◆ Task prompt
Work through the data below and give the number of lines holding "JSON", nothing more.

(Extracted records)

_ _ _ _ _

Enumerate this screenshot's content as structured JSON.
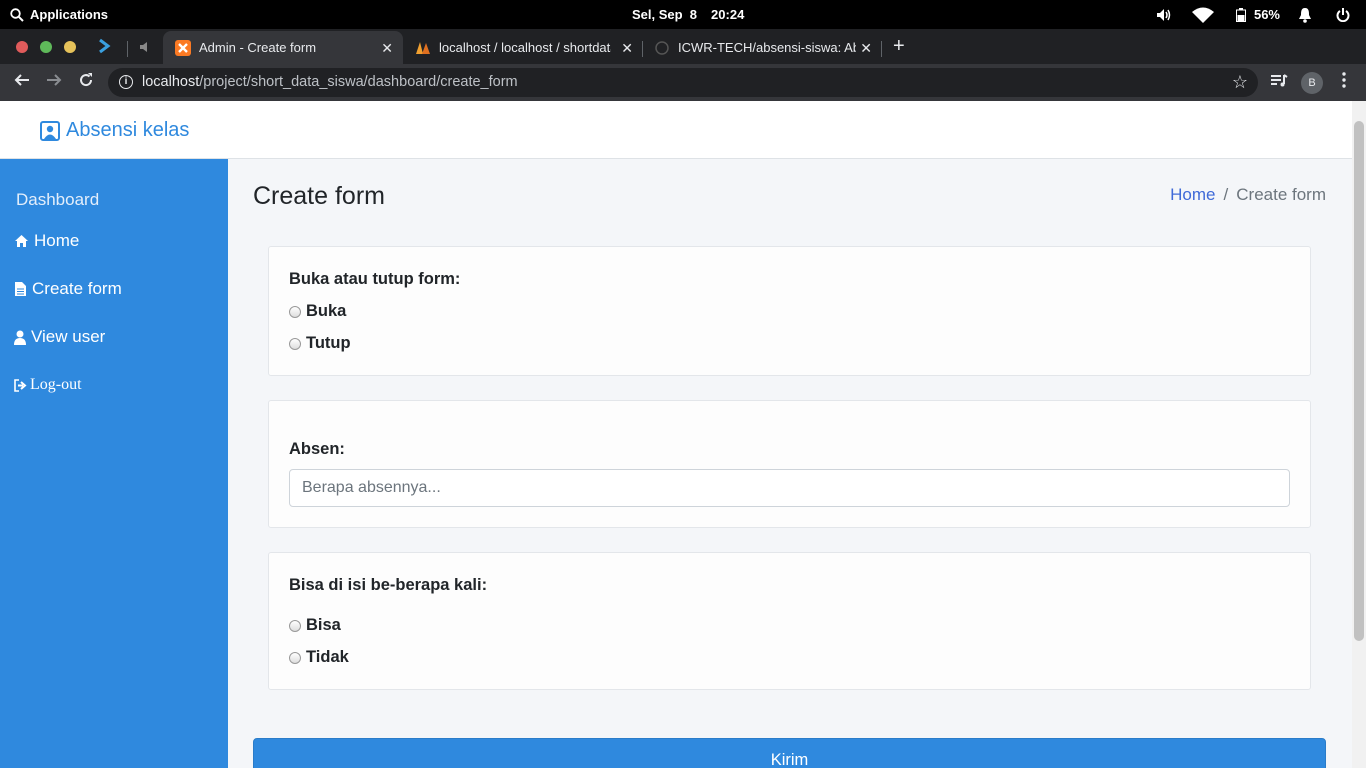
{
  "system": {
    "apps_label": "Applications",
    "date": "Sel, Sep  8",
    "time": "20:24",
    "battery": "56%"
  },
  "tabs": [
    {
      "title": "Admin - Create form",
      "icon": "xampp-icon"
    },
    {
      "title": "localhost / localhost / shortdata",
      "icon": "phpmyadmin-icon"
    },
    {
      "title": "ICWR-TECH/absensi-siswa: Abs",
      "icon": "github-icon"
    }
  ],
  "url": {
    "host": "localhost",
    "path": "/project/short_data_siswa/dashboard/create_form"
  },
  "profile_initial": "B",
  "brand": "Absensi kelas",
  "sidebar": {
    "header": "Dashboard",
    "items": [
      {
        "label": "Home",
        "icon": "home-icon"
      },
      {
        "label": "Create form",
        "icon": "file-icon"
      },
      {
        "label": "View user",
        "icon": "user-icon"
      },
      {
        "label": "Log-out",
        "icon": "sign-out-icon"
      }
    ]
  },
  "page": {
    "title": "Create form",
    "breadcrumb": {
      "home": "Home",
      "separator": "/",
      "current": "Create form"
    }
  },
  "form": {
    "open_close": {
      "label": "Buka atau tutup form:",
      "options": [
        "Buka",
        "Tutup"
      ]
    },
    "absen": {
      "label": "Absen:",
      "placeholder": "Berapa absennya..."
    },
    "repeat": {
      "label": "Bisa di isi be-berapa kali:",
      "options": [
        "Bisa",
        "Tidak"
      ]
    },
    "submit": "Kirim"
  },
  "colors": {
    "accent": "#2f89de",
    "link": "#3f6ad8"
  }
}
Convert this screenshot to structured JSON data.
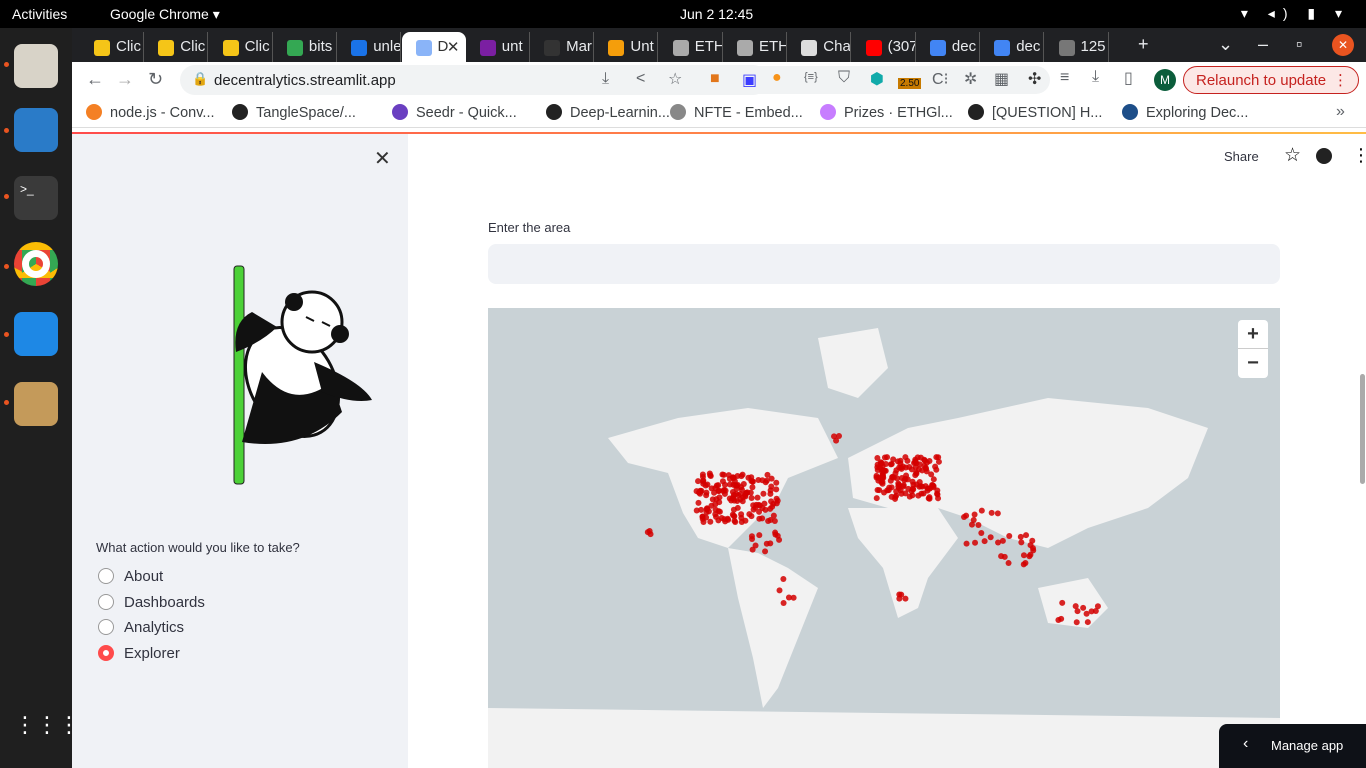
{
  "os": {
    "activities": "Activities",
    "app": "Google Chrome ▾",
    "clock": "Jun 2  12:45",
    "dock": [
      "files-icon",
      "image-viewer-icon",
      "terminal-icon",
      "chrome-icon",
      "vscode-icon",
      "archive-icon",
      "apps-grid-icon"
    ]
  },
  "tabs": [
    {
      "label": "Clic",
      "color": "#f5c518"
    },
    {
      "label": "Clic",
      "color": "#f5c518"
    },
    {
      "label": "Clic",
      "color": "#f5c518"
    },
    {
      "label": "bits",
      "color": "#34a853"
    },
    {
      "label": "unle",
      "color": "#1a73e8"
    },
    {
      "label": "D",
      "color": "#8ab4f8",
      "active": true
    },
    {
      "label": "unt",
      "color": "#7b1fa2"
    },
    {
      "label": "Mar",
      "color": "#333"
    },
    {
      "label": "Unt",
      "color": "#f59e0b"
    },
    {
      "label": "ETH",
      "color": "#aaa"
    },
    {
      "label": "ETH",
      "color": "#aaa"
    },
    {
      "label": "Cha",
      "color": "#ddd"
    },
    {
      "label": "(307",
      "color": "#ff0000"
    },
    {
      "label": "dec",
      "color": "#4285f4"
    },
    {
      "label": "dec",
      "color": "#4285f4"
    },
    {
      "label": "125",
      "color": "#777"
    }
  ],
  "toolbar": {
    "url": "decentralytics.streamlit.app",
    "relaunch": "Relaunch to update",
    "profile": "M",
    "badge": "2.50"
  },
  "bookmarks": [
    {
      "label": "node.js - Conv...",
      "color": "#f48024"
    },
    {
      "label": "TangleSpace/...",
      "color": "#222"
    },
    {
      "label": "Seedr - Quick...",
      "color": "#6a3fc1"
    },
    {
      "label": "Deep-Learnin...",
      "color": "#222"
    },
    {
      "label": "NFTE - Embed...",
      "color": "#888"
    },
    {
      "label": "Prizes · ETHGl...",
      "color": "#c77dff"
    },
    {
      "label": "[QUESTION] H...",
      "color": "#222"
    },
    {
      "label": "Exploring Dec...",
      "color": "#1d4e89"
    }
  ],
  "sidebar": {
    "question": "What action would you like to take?",
    "options": [
      {
        "label": "About",
        "selected": false
      },
      {
        "label": "Dashboards",
        "selected": false
      },
      {
        "label": "Analytics",
        "selected": false
      },
      {
        "label": "Explorer",
        "selected": true
      }
    ]
  },
  "header": {
    "share": "Share"
  },
  "main": {
    "area_label": "Enter the area",
    "area_value": "",
    "zoom_in": "+",
    "zoom_out": "−"
  },
  "manage": "Manage app",
  "colors": {
    "accent": "#ff4b4b",
    "marker": "#d40000",
    "ocean": "#c9d2d6",
    "land": "#f2f2f2"
  }
}
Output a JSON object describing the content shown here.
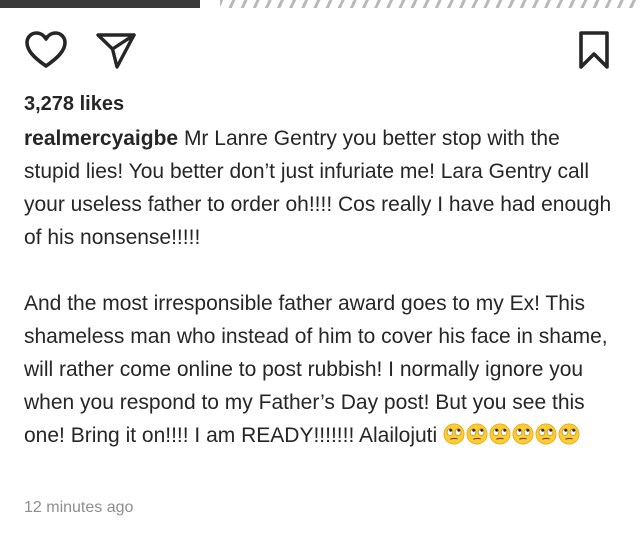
{
  "post": {
    "likes": "3,278 likes",
    "username": "realmercyaigbe",
    "caption_p1": " Mr Lanre Gentry you better stop with the stupid lies! You better don’t just infuriate me! Lara Gentry call your useless father to order oh!!!! Cos really I have had enough of his nonsense!!!!!",
    "caption_p2": "And the most irresponsible father award goes to my Ex! This shameless man who instead of him to cover his face in shame, will rather come online to post rubbish! I normally ignore you when you respond to my Father’s Day post! But you see this one! Bring it on!!!! I am READY!!!!!!! Alailojuti ",
    "emojis": [
      "face-with-rolling-eyes",
      "face-with-rolling-eyes",
      "face-with-rolling-eyes",
      "face-with-rolling-eyes",
      "face-with-rolling-eyes",
      "face-with-rolling-eyes"
    ],
    "timestamp": "12 minutes ago"
  },
  "icons": {
    "like": "heart-icon",
    "share": "paper-plane-icon",
    "save": "bookmark-icon"
  }
}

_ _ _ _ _

◆ Worked solution
3